They feel the erosion of cliffs, caused by the disappearance of the pebbles on the beach, means the shingle has disappeared quicker than their clothes do. Speaking at a recent meeting, mayor Courtney Richards said: “We never had a naturist beach in Budleigh Salterton. It was not a nudist beach, it was a beach where people could go swimming with no clothes on, come out and cover themselves up. We did not have a nudist beach and I would personally be very happy for us not have one again. We are a slightly quaint, oldy-worldy, seaside resort. We cater for families.
“I do not wish to see them encroach any further. If the beach isn’t there, it isn’t there. My view is they’ll have to go somewhere else.”
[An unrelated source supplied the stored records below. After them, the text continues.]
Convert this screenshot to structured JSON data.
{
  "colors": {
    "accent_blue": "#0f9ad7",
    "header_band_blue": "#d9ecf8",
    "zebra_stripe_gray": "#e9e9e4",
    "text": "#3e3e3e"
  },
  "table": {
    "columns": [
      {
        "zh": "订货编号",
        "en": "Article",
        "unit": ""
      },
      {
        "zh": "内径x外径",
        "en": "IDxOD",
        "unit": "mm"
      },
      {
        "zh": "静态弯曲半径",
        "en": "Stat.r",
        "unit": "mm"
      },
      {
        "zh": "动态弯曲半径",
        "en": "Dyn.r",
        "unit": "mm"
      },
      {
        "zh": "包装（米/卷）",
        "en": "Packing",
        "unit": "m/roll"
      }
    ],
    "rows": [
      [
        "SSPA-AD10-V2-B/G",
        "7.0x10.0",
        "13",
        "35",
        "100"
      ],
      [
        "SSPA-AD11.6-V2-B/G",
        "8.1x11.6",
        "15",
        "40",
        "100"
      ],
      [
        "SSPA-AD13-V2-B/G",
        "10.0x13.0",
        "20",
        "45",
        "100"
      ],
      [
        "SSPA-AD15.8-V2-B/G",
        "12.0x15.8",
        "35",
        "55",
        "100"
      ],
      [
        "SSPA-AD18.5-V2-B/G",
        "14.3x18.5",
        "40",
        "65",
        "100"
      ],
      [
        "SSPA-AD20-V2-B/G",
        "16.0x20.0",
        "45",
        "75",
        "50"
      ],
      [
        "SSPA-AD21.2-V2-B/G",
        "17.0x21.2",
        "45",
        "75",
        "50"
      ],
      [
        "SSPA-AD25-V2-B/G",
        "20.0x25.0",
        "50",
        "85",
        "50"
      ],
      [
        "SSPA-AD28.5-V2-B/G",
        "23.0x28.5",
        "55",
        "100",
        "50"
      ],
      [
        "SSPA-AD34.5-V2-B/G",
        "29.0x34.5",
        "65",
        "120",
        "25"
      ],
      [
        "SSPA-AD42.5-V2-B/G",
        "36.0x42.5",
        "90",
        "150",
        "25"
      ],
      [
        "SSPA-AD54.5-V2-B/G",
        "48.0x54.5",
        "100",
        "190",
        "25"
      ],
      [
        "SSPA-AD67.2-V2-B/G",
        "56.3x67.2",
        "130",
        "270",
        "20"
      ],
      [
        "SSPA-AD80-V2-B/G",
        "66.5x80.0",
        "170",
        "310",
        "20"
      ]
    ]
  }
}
Nudists have now been told the town council does not want naked beachgoers so close to fully-clothed families enjoying the normal stretch of seafront.
Councillor Tom Wright said: “I’ve been down there, that end of the beach, and there’s been a tendency on occasion for some of the naturists to stand up and wander very close to the clothing area. So, if you’ve got families down there, they are going to be too close for comfort.”
The closest place naturists can swim in their birthday suits is Weston Mouth, near Branscombe, some 10 miles away. Rachel Wieck, 41, from Exmouth, has used that section of beach for around 10 years. She feels that, if the nudists’ site is not moved, the erosion of the cliffs could endanger the lives of tourists using the area.
“The only issue is because there is simply no beach left,” she said. “There is a massive amount of people who want to use that beach. It is a shame if this means that ultimately tourists move elsewhere.
“We have got the issue of safety - if the cliffs get undermined, the chance of rocks falling on us increases.”
East Devon District Council, which is responsible for the beach, has also been asked if the site can be moved. As a result of the weather over the winter, the sign which marks the start of the naturist beach area has fallen down and an EDDC spokesman confirmed it will look to repair it.